This is because the winner has to pay tax on the winnings, and they can run up a huge debt.
There are many different kinds of lottery games, and they all have their own rules. Some have more complicated odds, which affect how much money is won and how frequently it is won.
Another type of lottery is a raffle, which involves buying a ticket preprinted with a number and waiting for the drawing to determine if the ticket is a winner. This type of game is often called a passive drawing game, and it is not as popular as it once was.
The most successful state lotteries tend to have the best public support and high rates of participation. They also earmark the proceeds of their lotteries to certain public purposes, such as education or long-term care for the elderly.
When asked about the most appropriate use of lottery revenue, 54% of respondents indicated that they thought education was the most important public benefit. Others thought that roads/public transportation (22%) or long-term care for the elderly (18%) would be more effective uses of lottery funds.
These results suggest that the popularity of lottery is primarily due to the perception that the proceeds are used to benefit certain public interests. They also suggest that, despite the presence of an objective economic condition, the lottery has a powerful appeal to a broad segment of society.
Those who play the lottery are mostly adults and tend to be relatively educated. Men are more likely than women to participate in the lottery, and higher-income people tend to spend a larger percentage of their income on the game.

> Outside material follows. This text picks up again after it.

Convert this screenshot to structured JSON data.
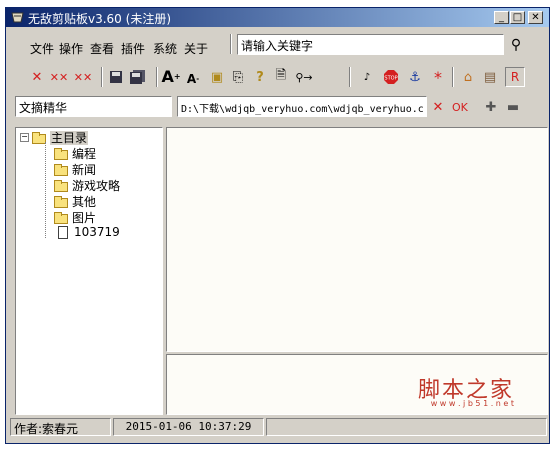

The most popular lottery states are New Hampshire, Florida, Texas, and Maryland. Among these, the average percentage of residents who play the lottery is more than double that of nonlottery states.
There are several factors that affect the frequency of lottery play, including age and socio-economic status. For example, African-Americans are more likely than whites to play the lottery.
There are also differences in the number of tickets sold per capita by race and ethnicity, as well as by gender. In South Carolina, high-school educated, middle-aged men in the middle of the socioeconomic spectrum are more likely to be “frequent” players than are other groups.